* **TASK STATEMENT**: Could you repeat every record below exactly as written?

Data excerpts
————

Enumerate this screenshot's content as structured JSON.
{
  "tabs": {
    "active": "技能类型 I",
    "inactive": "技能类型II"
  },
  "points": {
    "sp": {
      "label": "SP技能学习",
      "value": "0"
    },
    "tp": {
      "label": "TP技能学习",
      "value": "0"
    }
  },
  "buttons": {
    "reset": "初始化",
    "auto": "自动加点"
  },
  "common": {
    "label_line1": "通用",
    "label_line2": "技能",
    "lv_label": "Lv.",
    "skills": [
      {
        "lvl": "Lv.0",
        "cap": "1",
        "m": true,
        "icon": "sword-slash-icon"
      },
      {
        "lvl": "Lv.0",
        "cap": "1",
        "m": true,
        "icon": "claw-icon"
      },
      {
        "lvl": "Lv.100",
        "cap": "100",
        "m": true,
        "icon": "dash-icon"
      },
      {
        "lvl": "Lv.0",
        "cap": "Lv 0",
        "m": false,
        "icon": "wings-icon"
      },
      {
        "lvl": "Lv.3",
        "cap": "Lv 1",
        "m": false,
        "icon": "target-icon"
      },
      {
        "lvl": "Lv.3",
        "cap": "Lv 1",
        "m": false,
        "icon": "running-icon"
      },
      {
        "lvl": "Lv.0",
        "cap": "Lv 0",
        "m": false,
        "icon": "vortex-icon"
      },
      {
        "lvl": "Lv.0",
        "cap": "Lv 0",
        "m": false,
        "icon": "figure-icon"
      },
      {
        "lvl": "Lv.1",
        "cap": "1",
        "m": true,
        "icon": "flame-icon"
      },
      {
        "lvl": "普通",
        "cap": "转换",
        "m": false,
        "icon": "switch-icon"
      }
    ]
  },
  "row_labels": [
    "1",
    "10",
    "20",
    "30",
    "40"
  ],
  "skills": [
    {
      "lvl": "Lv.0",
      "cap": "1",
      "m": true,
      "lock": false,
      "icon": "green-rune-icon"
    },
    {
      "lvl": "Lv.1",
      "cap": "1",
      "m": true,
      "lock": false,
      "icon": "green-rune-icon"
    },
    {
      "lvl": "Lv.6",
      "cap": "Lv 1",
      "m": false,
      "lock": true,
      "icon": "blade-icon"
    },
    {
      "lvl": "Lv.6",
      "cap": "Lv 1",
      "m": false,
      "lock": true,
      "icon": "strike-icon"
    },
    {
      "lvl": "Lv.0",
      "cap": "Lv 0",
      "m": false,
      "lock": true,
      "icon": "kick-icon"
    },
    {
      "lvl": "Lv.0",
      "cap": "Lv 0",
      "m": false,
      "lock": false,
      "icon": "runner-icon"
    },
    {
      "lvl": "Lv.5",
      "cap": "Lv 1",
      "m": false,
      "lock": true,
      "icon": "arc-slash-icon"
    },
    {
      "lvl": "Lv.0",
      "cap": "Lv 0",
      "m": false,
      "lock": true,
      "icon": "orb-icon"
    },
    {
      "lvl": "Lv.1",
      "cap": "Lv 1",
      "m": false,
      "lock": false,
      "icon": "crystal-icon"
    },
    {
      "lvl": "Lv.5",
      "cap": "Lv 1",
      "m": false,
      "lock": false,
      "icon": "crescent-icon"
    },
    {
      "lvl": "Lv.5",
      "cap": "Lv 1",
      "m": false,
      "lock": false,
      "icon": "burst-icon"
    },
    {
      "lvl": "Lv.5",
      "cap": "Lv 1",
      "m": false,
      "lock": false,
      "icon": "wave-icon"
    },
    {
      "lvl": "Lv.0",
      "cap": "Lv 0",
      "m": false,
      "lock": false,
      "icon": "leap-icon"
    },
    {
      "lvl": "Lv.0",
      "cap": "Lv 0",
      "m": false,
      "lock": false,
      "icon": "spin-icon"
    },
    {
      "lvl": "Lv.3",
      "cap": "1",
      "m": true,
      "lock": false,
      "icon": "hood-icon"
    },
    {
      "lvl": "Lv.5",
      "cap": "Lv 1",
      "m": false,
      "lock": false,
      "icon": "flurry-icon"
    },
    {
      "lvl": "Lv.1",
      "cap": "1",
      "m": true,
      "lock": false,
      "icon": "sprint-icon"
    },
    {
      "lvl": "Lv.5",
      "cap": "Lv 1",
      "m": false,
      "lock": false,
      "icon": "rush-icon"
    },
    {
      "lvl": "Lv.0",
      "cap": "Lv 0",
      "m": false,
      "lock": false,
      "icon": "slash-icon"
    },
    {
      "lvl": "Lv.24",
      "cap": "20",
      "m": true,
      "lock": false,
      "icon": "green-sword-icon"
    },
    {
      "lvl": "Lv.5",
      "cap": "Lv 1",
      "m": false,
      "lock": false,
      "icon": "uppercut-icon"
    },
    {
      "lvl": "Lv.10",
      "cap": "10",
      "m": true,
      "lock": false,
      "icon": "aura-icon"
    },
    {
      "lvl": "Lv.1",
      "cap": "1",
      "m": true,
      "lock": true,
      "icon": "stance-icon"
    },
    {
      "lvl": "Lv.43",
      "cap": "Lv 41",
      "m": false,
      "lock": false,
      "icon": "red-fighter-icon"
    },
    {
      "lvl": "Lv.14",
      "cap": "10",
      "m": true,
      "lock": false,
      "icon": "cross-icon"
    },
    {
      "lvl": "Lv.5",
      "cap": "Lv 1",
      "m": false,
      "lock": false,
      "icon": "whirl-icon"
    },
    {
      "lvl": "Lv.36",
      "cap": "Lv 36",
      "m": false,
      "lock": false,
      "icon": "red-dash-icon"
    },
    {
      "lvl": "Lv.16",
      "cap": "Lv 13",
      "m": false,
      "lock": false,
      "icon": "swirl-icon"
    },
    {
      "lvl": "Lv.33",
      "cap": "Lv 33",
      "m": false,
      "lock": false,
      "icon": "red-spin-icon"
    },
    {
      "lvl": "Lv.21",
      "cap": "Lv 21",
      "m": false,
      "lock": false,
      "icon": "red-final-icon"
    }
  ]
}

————

* **TASK RESPONSE**:
Enumerate this screenshot's content as structured JSON.
{
  "tabs": {
    "active": "技能类型 I",
    "inactive": "技能类型II"
  },
  "points": {
    "sp": {
      "label": "SP技能学习",
      "value": "0"
    },
    "tp": {
      "label": "TP技能学习",
      "value": "0"
    }
  },
  "buttons": {
    "reset": "初始化",
    "auto": "自动加点"
  },
  "common": {
    "label_line1": "通用",
    "label_line2": "技能",
    "lv_label": "Lv.",
    "skills": [
      {
        "lvl": "Lv.0",
        "cap": "1",
        "m": true,
        "icon": "sword-slash-icon"
      },
      {
        "lvl": "Lv.0",
        "cap": "1",
        "m": true,
        "icon": "claw-icon"
      },
      {
        "lvl": "Lv.100",
        "cap": "100",
        "m": true,
        "icon": "dash-icon"
      },
      {
        "lvl": "Lv.0",
        "cap": "Lv 0",
        "m": false,
        "icon": "wings-icon"
      },
      {
        "lvl": "Lv.3",
        "cap": "Lv 1",
        "m": false,
        "icon": "target-icon"
      },
      {
        "lvl": "Lv.3",
        "cap": "Lv 1",
        "m": false,
        "icon": "running-icon"
      },
      {
        "lvl": "Lv.0",
        "cap": "Lv 0",
        "m": false,
        "icon": "vortex-icon"
      },
      {
        "lvl": "Lv.0",
        "cap": "Lv 0",
        "m": false,
        "icon": "figure-icon"
      },
      {
        "lvl": "Lv.1",
        "cap": "1",
        "m": true,
        "icon": "flame-icon"
      },
      {
        "lvl": "普通",
        "cap": "转换",
        "m": false,
        "icon": "switch-icon"
      }
    ]
  },
  "row_labels": [
    "1",
    "10",
    "20",
    "30",
    "40"
  ],
  "skills": [
    {
      "lvl": "Lv.0",
      "cap": "1",
      "m": true,
      "lock": false,
      "icon": "green-rune-icon"
    },
    {
      "lvl": "Lv.1",
      "cap": "1",
      "m": true,
      "lock": false,
      "icon": "green-rune-icon"
    },
    {
      "lvl": "Lv.6",
      "cap": "Lv 1",
      "m": false,
      "lock": true,
      "icon": "blade-icon"
    },
    {
      "lvl": "Lv.6",
      "cap": "Lv 1",
      "m": false,
      "lock": true,
      "icon": "strike-icon"
    },
    {
      "lvl": "Lv.0",
      "cap": "Lv 0",
      "m": false,
      "lock": true,
      "icon": "kick-icon"
    },
    {
      "lvl": "Lv.0",
      "cap": "Lv 0",
      "m": false,
      "lock": false,
      "icon": "runner-icon"
    },
    {
      "lvl": "Lv.5",
      "cap": "Lv 1",
      "m": false,
      "lock": true,
      "icon": "arc-slash-icon"
    },
    {
      "lvl": "Lv.0",
      "cap": "Lv 0",
      "m": false,
      "lock": true,
      "icon": "orb-icon"
    },
    {
      "lvl": "Lv.1",
      "cap": "Lv 1",
      "m": false,
      "lock": false,
      "icon": "crystal-icon"
    },
    {
      "lvl": "Lv.5",
      "cap": "Lv 1",
      "m": false,
      "lock": false,
      "icon": "crescent-icon"
    },
    {
      "lvl": "Lv.5",
      "cap": "Lv 1",
      "m": false,
      "lock": false,
      "icon": "burst-icon"
    },
    {
      "lvl": "Lv.5",
      "cap": "Lv 1",
      "m": false,
      "lock": false,
      "icon": "wave-icon"
    },
    {
      "lvl": "Lv.0",
      "cap": "Lv 0",
      "m": false,
      "lock": false,
      "icon": "leap-icon"
    },
    {
      "lvl": "Lv.0",
      "cap": "Lv 0",
      "m": false,
      "lock": false,
      "icon": "spin-icon"
    },
    {
      "lvl": "Lv.3",
      "cap": "1",
      "m": true,
      "lock": false,
      "icon": "hood-icon"
    },
    {
      "lvl": "Lv.5",
      "cap": "Lv 1",
      "m": false,
      "lock": false,
      "icon": "flurry-icon"
    },
    {
      "lvl": "Lv.1",
      "cap": "1",
      "m": true,
      "lock": false,
      "icon": "sprint-icon"
    },
    {
      "lvl": "Lv.5",
      "cap": "Lv 1",
      "m": false,
      "lock": false,
      "icon": "rush-icon"
    },
    {
      "lvl": "Lv.0",
      "cap": "Lv 0",
      "m": false,
      "lock": false,
      "icon": "slash-icon"
    },
    {
      "lvl": "Lv.24",
      "cap": "20",
      "m": true,
      "lock": false,
      "icon": "green-sword-icon"
    },
    {
      "lvl": "Lv.5",
      "cap": "Lv 1",
      "m": false,
      "lock": false,
      "icon": "uppercut-icon"
    },
    {
      "lvl": "Lv.10",
      "cap": "10",
      "m": true,
      "lock": false,
      "icon": "aura-icon"
    },
    {
      "lvl": "Lv.1",
      "cap": "1",
      "m": true,
      "lock": true,
      "icon": "stance-icon"
    },
    {
      "lvl": "Lv.43",
      "cap": "Lv 41",
      "m": false,
      "lock": false,
      "icon": "red-fighter-icon"
    },
    {
      "lvl": "Lv.14",
      "cap": "10",
      "m": true,
      "lock": false,
      "icon": "cross-icon"
    },
    {
      "lvl": "Lv.5",
      "cap": "Lv 1",
      "m": false,
      "lock": false,
      "icon": "whirl-icon"
    },
    {
      "lvl": "Lv.36",
      "cap": "Lv 36",
      "m": false,
      "lock": false,
      "icon": "red-dash-icon"
    },
    {
      "lvl": "Lv.16",
      "cap": "Lv 13",
      "m": false,
      "lock": false,
      "icon": "swirl-icon"
    },
    {
      "lvl": "Lv.33",
      "cap": "Lv 33",
      "m": false,
      "lock": false,
      "icon": "red-spin-icon"
    },
    {
      "lvl": "Lv.21",
      "cap": "Lv 21",
      "m": false,
      "lock": false,
      "icon": "red-final-icon"
    }
  ]
}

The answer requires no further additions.